- **TRY IT**: Keep each entry exactly as written when you repeat it, and skip the images.

- **DATA TO EXAMINE**:
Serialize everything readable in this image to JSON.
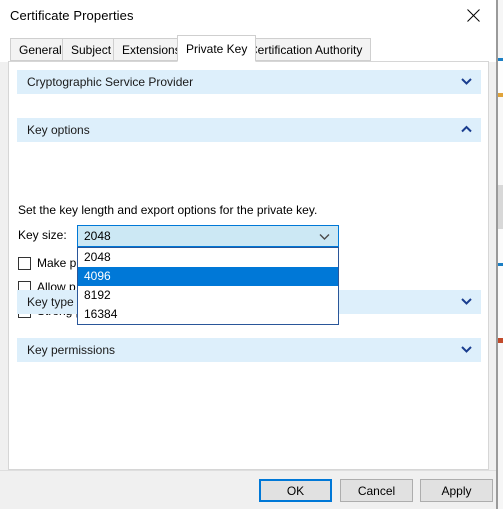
{
  "window": {
    "title": "Certificate Properties",
    "close_icon": "close-icon"
  },
  "tabs": [
    {
      "label": "General",
      "active": false
    },
    {
      "label": "Subject",
      "active": false
    },
    {
      "label": "Extensions",
      "active": false
    },
    {
      "label": "Private Key",
      "active": true
    },
    {
      "label": "Certification Authority",
      "active": false
    }
  ],
  "sections": [
    {
      "name": "csp",
      "title": "Cryptographic Service Provider",
      "expanded": false,
      "chevron": "chevron-down-icon"
    },
    {
      "name": "key-options",
      "title": "Key options",
      "expanded": true,
      "chevron": "chevron-up-icon"
    },
    {
      "name": "key-type",
      "title": "Key type",
      "expanded": false,
      "chevron": "chevron-down-icon"
    },
    {
      "name": "key-permissions",
      "title": "Key permissions",
      "expanded": false,
      "chevron": "chevron-down-icon"
    }
  ],
  "key_options": {
    "description": "Set the key length and export options for the private key.",
    "key_size_label": "Key size:",
    "key_size_value": "2048",
    "dropdown_open": true,
    "dropdown_arrow_icon": "chevron-down-icon",
    "options": [
      {
        "label": "2048",
        "selected": false
      },
      {
        "label": "4096",
        "selected": true
      },
      {
        "label": "8192",
        "selected": false
      },
      {
        "label": "16384",
        "selected": false
      }
    ],
    "checkboxes": [
      {
        "name": "make-private-key-exportable",
        "label": "Make p",
        "checked": false,
        "occluded": true
      },
      {
        "name": "allow-private-key-archival",
        "label": "Allow p",
        "checked": false,
        "occluded": true
      },
      {
        "name": "strong-private-key-protection",
        "label": "Strong private key protection",
        "checked": false,
        "occluded": false
      }
    ]
  },
  "footer": {
    "ok_label": "OK",
    "cancel_label": "Cancel",
    "apply_label": "Apply"
  },
  "colors": {
    "section_header_bg": "#ddeffb",
    "selection_blue": "#0078d7",
    "combo_hover_bg": "#cce8f4",
    "chevron_blue": "#1a3d8f",
    "dialog_bg": "#f0f0f0"
  }
}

- **RESPONSE**:
Serialize everything readable in this image to JSON.
{
  "window": {
    "title": "Certificate Properties",
    "close_icon": "close-icon"
  },
  "tabs": [
    {
      "label": "General",
      "active": false
    },
    {
      "label": "Subject",
      "active": false
    },
    {
      "label": "Extensions",
      "active": false
    },
    {
      "label": "Private Key",
      "active": true
    },
    {
      "label": "Certification Authority",
      "active": false
    }
  ],
  "sections": [
    {
      "name": "csp",
      "title": "Cryptographic Service Provider",
      "expanded": false,
      "chevron": "chevron-down-icon"
    },
    {
      "name": "key-options",
      "title": "Key options",
      "expanded": true,
      "chevron": "chevron-up-icon"
    },
    {
      "name": "key-type",
      "title": "Key type",
      "expanded": false,
      "chevron": "chevron-down-icon"
    },
    {
      "name": "key-permissions",
      "title": "Key permissions",
      "expanded": false,
      "chevron": "chevron-down-icon"
    }
  ],
  "key_options": {
    "description": "Set the key length and export options for the private key.",
    "key_size_label": "Key size:",
    "key_size_value": "2048",
    "dropdown_open": true,
    "dropdown_arrow_icon": "chevron-down-icon",
    "options": [
      {
        "label": "2048",
        "selected": false
      },
      {
        "label": "4096",
        "selected": true
      },
      {
        "label": "8192",
        "selected": false
      },
      {
        "label": "16384",
        "selected": false
      }
    ],
    "checkboxes": [
      {
        "name": "make-private-key-exportable",
        "label": "Make p",
        "checked": false,
        "occluded": true
      },
      {
        "name": "allow-private-key-archival",
        "label": "Allow p",
        "checked": false,
        "occluded": true
      },
      {
        "name": "strong-private-key-protection",
        "label": "Strong private key protection",
        "checked": false,
        "occluded": false
      }
    ]
  },
  "footer": {
    "ok_label": "OK",
    "cancel_label": "Cancel",
    "apply_label": "Apply"
  },
  "colors": {
    "section_header_bg": "#ddeffb",
    "selection_blue": "#0078d7",
    "combo_hover_bg": "#cce8f4",
    "chevron_blue": "#1a3d8f",
    "dialog_bg": "#f0f0f0"
  }
}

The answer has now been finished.